What is expected:
Would you give the number of lines in the entries that contain the word "description"? Nothing else is needed.

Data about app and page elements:
= Beginning of Section =
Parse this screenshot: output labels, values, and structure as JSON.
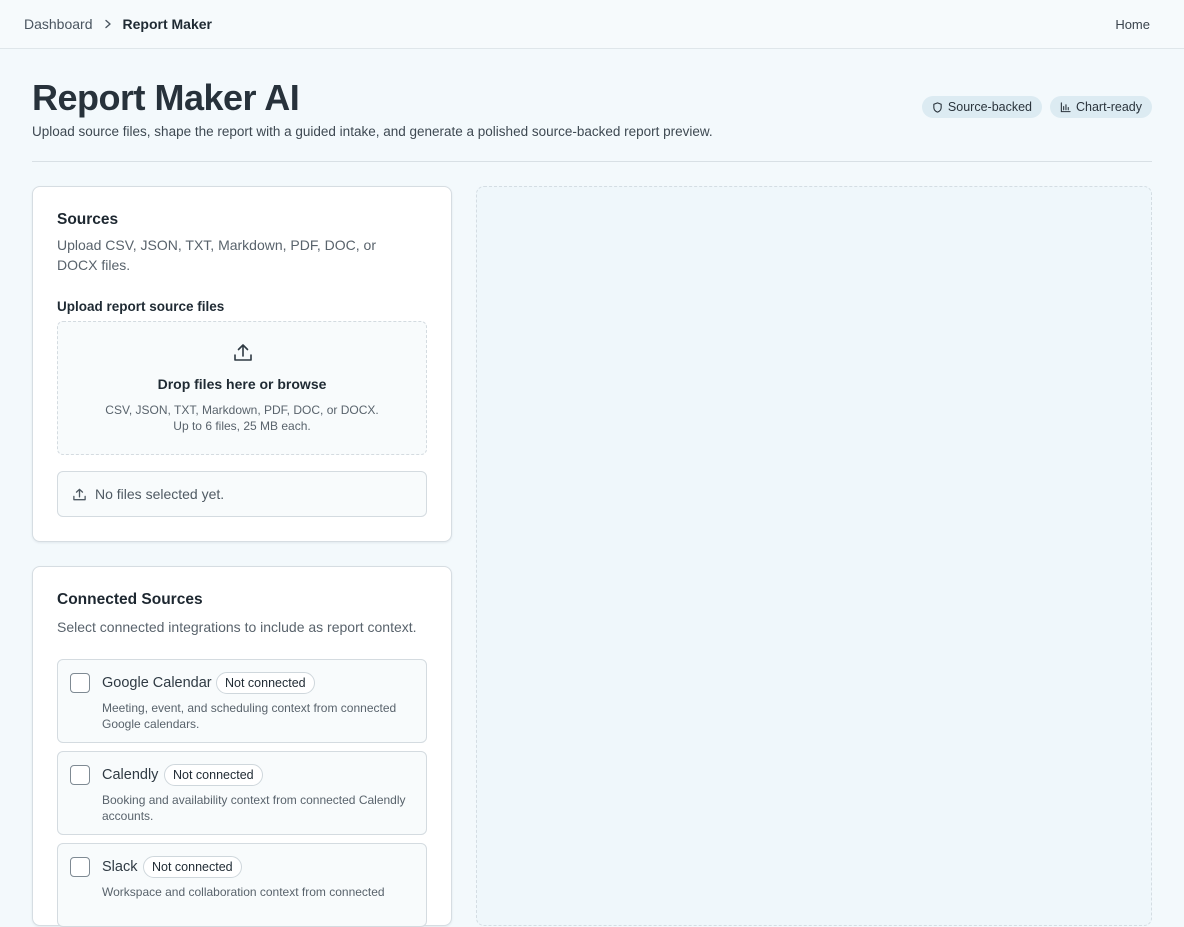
{
  "breadcrumb": {
    "parent": "Dashboard",
    "current": "Report Maker"
  },
  "nav": {
    "home": "Home"
  },
  "header": {
    "title": "Report Maker AI",
    "subtitle": "Upload source files, shape the report with a guided intake, and generate a polished source-backed report preview.",
    "badges": [
      {
        "label": "Source-backed",
        "icon": "shield-icon"
      },
      {
        "label": "Chart-ready",
        "icon": "bar-chart-icon"
      }
    ]
  },
  "sources": {
    "title": "Sources",
    "description": "Upload CSV, JSON, TXT, Markdown, PDF, DOC, or DOCX files.",
    "upload_label": "Upload report source files",
    "dropzone": {
      "title": "Drop files here or browse",
      "hint": "CSV, JSON, TXT, Markdown, PDF, DOC, or DOCX. Up to 6 files, 25 MB each.",
      "icon": "upload-icon"
    },
    "status": "No files selected yet."
  },
  "connected": {
    "title": "Connected Sources",
    "description": "Select connected integrations to include as report context.",
    "items": [
      {
        "name": "Google Calendar",
        "status": "Not connected",
        "description": "Meeting, event, and scheduling context from connected Google calendars.",
        "checked": false
      },
      {
        "name": "Calendly",
        "status": "Not connected",
        "description": "Booking and availability context from connected Calendly accounts.",
        "checked": false
      },
      {
        "name": "Slack",
        "status": "Not connected",
        "description": "Workspace and collaboration context from connected",
        "checked": false
      }
    ]
  }
}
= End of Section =
Answer for this exercise:
5